Printed comments attributed to him at times contained criticism of government which raised eyebrows as he was a public servant. Nevertheless, he refused to be gagged. His involvement with the Gurindjis and the anti- Vietnam War movement resulted in him being watched by ASIO. ASIO even checked to see if Wesley-Smith had been absent from Darwin to get married in Adelaide.[ Yes, he did tie the knot, in the grounds of the property of his cousin who became the NT Supreme Court Chief Justice.]
Wes played a little known- very important part-in a major event in the history of Aboriginal land rights when PM, Gough Whitlam, handed over Wattie Creek to the Gurindji and symbolically poured soil into the hand of Vincent Lingiari. Involved in the planning for the function, Wes provided a bottle of champagne for the occasion,and gave it to the PM. Gough first offered the champagne to Vincent–probably the first time he had tasted champers. Then Whitlam had a swig , but some of the media rushed over and asked the PM to hold it there so that photographs could be taken.

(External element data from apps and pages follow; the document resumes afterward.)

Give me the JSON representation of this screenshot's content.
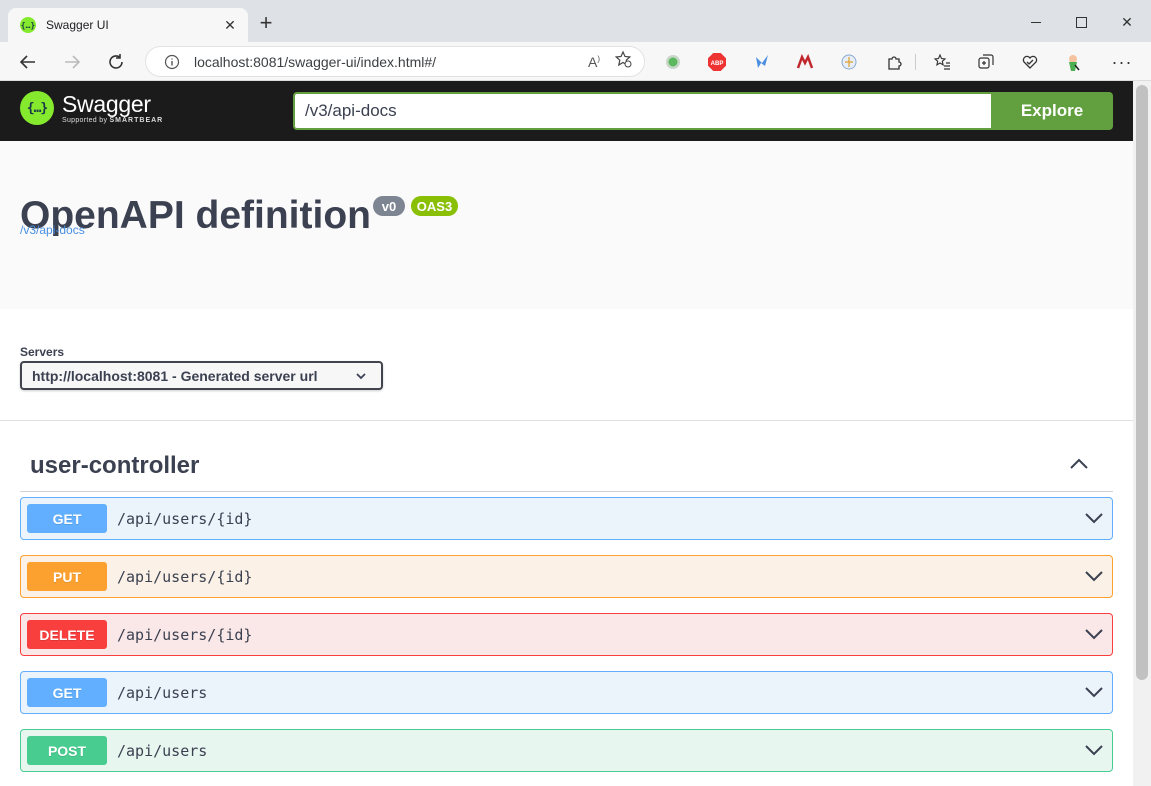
{
  "browser": {
    "tab_title": "Swagger UI",
    "url": "localhost:8081/swagger-ui/index.html#/"
  },
  "topbar": {
    "brand": "Swagger",
    "supported_by": "Supported by",
    "smartbear": "SMARTBEAR",
    "spec_url": "/v3/api-docs",
    "explore_label": "Explore"
  },
  "info": {
    "title": "OpenAPI definition",
    "version": "v0",
    "oas": "OAS3",
    "spec_link": "/v3/api-docs"
  },
  "servers": {
    "label": "Servers",
    "selected": "http://localhost:8081 - Generated server url"
  },
  "tag": {
    "name": "user-controller"
  },
  "operations": [
    {
      "method": "GET",
      "path": "/api/users/{id}"
    },
    {
      "method": "PUT",
      "path": "/api/users/{id}"
    },
    {
      "method": "DELETE",
      "path": "/api/users/{id}"
    },
    {
      "method": "GET",
      "path": "/api/users"
    },
    {
      "method": "POST",
      "path": "/api/users"
    }
  ],
  "colors": {
    "get": "#61affe",
    "put": "#fca130",
    "delete": "#f93e3e",
    "post": "#49cc90",
    "explore": "#62a03f",
    "topbar": "#1b1b1b"
  }
}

As the fluid cascaded down the PM’s ample throat, Wes shouted," Fair go,Gough,you’ll drink the bloody lot!" The PM responded,"Keep your hair on,Wesley."[ Wes attended this year's anniversary at Daguragu/Kalkarinji and was ignored by the media, yet he was warmly welcomed by the Gurindji. Frank Hardy's son, a lawyer, was there, and Wes told him how the book The Unlucky Australians had impacted on his life. ] NEXT: Championing many other causes,the arrival of Vietnamese refugees, an unusual Russian drinking session and the long fight for East Timor. *** Lingiari/Whitlam photos from Peter Simon Collection;others Robert Wesley-Smith Archives .